But this is the ultimate slam dunk. At last, we have two independent collaborations using the same tools as DAMA, except they’re performing science in an open and accessible way. Their data and methodologies are public, and they are not making the same questionable choices that the DAMA scientists have made and continue to make. In science, your results have to be replicable, and now we have robust, significant results from one of the collaborations that shows, in no uncertain terms, that no, the DAMA results were not independently replicable.
This is part of how science progresses. A novel theoretical idea can motivate an experimental search for a new signature. One of the groups that performs the search in a particular way might find a positive result, but that’s not the end of the science. We always have to look at the full suite of data, and ask ourselves the difficult questions that require us to look beyond any one experiment or result. What other tests were done, and what did those other tests show? What are the viable possibilities when everything is taken all together, both if the one disputed and/or outlier result is correct and also if it’s incorrect? Do we have reasons to suspect that anyone might be mistaken, and can we perform an independent test, either verifying or refuting the result, if so?
The 3-year ANAIS results are to be wholeheartedly celebrated, as they represent a giant step towards resolving what’s been a longstanding controversy: the dubious DAMA “detection” of dark matter. The most accurate and unambiguous independent check of a surprising annual modulation signal shows no annual modulation at all, consistent with the null hypothesis. Sometimes, finding nothing new at all is exactly what we need to help reveal the great truths of our Universe.

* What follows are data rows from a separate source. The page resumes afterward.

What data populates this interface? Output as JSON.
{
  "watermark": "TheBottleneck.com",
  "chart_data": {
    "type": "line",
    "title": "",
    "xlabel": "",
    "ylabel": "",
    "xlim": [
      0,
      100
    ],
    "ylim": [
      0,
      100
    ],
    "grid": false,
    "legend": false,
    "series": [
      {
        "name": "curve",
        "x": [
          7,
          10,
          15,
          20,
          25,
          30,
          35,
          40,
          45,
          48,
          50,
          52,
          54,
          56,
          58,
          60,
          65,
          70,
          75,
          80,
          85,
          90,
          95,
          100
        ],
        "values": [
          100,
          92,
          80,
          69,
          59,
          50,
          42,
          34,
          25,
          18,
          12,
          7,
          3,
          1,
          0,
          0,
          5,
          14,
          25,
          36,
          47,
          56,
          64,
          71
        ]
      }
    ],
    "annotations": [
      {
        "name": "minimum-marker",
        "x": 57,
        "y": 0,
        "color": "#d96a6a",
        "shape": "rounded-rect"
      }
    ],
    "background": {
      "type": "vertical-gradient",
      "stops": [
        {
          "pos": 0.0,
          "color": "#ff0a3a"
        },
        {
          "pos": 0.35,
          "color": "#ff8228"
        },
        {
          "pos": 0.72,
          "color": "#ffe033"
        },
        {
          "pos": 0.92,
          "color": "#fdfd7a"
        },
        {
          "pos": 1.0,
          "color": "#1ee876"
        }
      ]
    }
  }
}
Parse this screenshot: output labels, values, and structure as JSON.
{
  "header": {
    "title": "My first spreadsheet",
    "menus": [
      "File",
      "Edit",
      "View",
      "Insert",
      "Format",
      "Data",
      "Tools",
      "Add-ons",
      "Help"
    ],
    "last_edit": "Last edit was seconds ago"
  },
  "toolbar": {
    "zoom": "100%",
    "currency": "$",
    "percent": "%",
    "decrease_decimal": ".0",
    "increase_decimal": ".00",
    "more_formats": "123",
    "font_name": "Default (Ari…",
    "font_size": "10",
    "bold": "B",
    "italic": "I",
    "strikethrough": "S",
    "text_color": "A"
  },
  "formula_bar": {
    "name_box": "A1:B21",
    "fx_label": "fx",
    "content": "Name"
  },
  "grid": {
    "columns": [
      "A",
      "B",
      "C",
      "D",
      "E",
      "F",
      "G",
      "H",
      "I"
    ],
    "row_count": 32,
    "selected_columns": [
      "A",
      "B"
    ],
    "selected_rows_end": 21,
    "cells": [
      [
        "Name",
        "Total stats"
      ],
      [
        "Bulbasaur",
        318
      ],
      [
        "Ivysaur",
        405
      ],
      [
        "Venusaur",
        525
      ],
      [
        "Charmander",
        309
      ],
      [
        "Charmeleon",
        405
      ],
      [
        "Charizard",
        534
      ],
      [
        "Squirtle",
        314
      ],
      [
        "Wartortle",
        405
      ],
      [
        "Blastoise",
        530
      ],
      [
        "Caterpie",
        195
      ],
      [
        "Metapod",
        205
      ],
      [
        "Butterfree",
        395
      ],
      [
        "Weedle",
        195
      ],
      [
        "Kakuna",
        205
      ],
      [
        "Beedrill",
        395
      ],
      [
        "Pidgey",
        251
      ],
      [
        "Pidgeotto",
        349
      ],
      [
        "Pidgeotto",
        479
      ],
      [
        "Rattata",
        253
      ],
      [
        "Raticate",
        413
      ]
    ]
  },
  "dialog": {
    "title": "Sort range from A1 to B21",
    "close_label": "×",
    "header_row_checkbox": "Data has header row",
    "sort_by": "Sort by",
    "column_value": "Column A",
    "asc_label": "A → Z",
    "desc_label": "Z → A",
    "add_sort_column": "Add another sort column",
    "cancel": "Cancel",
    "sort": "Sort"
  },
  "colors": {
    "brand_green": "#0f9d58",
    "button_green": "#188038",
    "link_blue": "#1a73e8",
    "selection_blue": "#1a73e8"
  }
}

Starts With A Bang is written by Ethan Siegel, Ph.D., author of Beyond The Galaxy, and Treknology: The Science of Star Trek from Tricorders to Warp Drive.